• Work to be completed:
Copy, from the entries below, each line where the word "that" can be found.

(Items from an interface collection)
▬▬▬

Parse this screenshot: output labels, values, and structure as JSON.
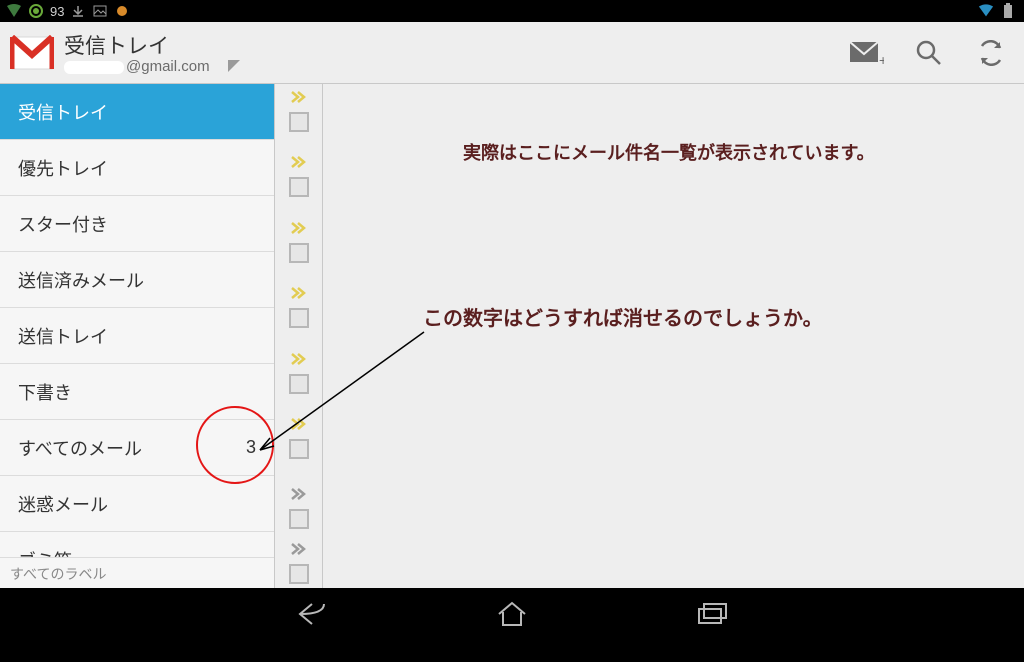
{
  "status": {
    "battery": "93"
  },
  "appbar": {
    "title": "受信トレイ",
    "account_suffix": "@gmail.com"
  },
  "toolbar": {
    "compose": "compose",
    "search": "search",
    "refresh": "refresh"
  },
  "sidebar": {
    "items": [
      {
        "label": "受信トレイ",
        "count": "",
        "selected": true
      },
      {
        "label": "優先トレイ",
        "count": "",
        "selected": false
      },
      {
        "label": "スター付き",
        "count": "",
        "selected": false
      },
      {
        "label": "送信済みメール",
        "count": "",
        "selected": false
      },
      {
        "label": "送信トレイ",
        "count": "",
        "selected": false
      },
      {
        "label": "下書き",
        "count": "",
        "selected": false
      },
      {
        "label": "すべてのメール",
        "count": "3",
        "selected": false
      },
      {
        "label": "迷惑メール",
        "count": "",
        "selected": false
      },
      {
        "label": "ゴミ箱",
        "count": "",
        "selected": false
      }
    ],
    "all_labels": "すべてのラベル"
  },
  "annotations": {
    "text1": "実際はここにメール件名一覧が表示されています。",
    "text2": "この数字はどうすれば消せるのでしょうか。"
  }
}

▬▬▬

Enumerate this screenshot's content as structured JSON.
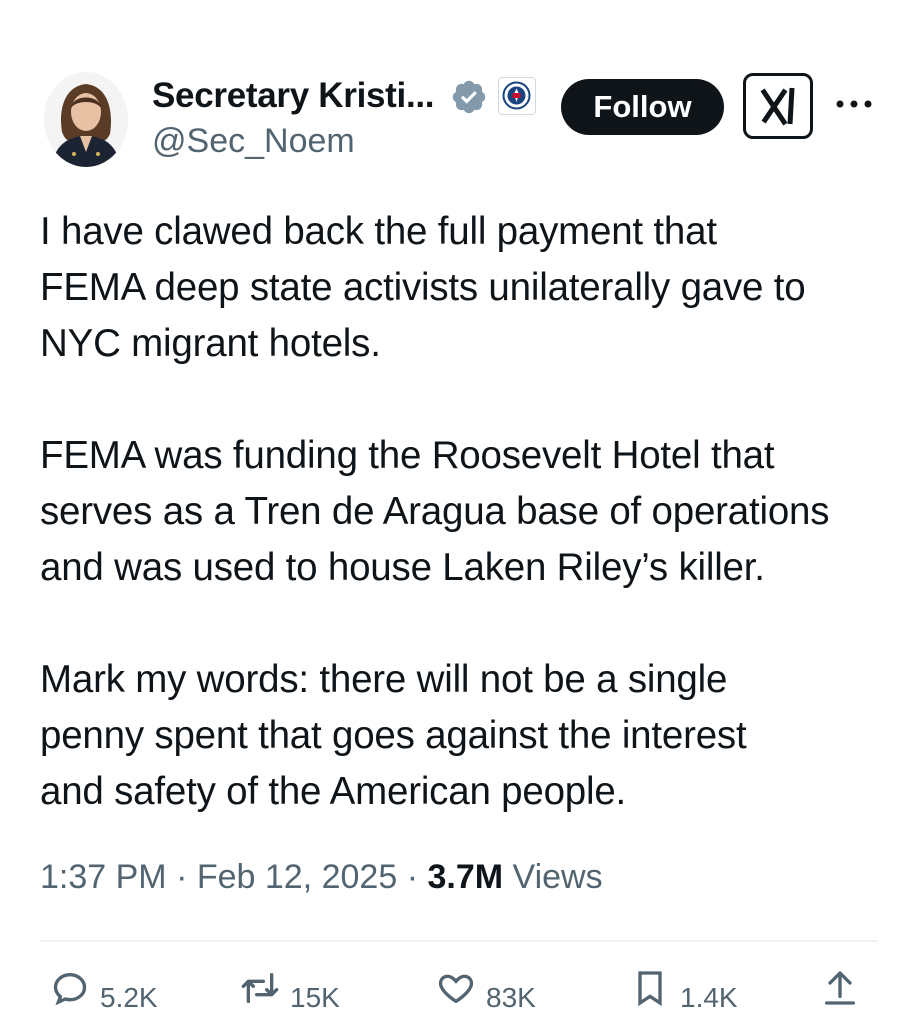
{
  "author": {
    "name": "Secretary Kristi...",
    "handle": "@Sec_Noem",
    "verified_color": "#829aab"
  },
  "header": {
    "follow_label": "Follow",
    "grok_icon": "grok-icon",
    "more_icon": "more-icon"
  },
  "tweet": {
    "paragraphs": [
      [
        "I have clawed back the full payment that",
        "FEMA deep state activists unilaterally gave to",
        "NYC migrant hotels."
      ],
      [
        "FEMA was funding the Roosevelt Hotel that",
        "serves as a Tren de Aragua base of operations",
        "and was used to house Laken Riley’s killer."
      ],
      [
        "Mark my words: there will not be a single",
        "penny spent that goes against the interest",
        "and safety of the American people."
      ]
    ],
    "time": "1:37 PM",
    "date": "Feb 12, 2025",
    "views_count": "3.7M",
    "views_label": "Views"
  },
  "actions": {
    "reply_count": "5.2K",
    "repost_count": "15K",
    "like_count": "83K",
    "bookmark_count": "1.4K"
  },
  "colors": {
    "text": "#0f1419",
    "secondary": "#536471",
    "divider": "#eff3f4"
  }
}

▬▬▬

• Answer:
        "I have clawed back the full payment that",
        "FEMA was funding the Roosevelt Hotel that",
        "penny spent that goes against the interest",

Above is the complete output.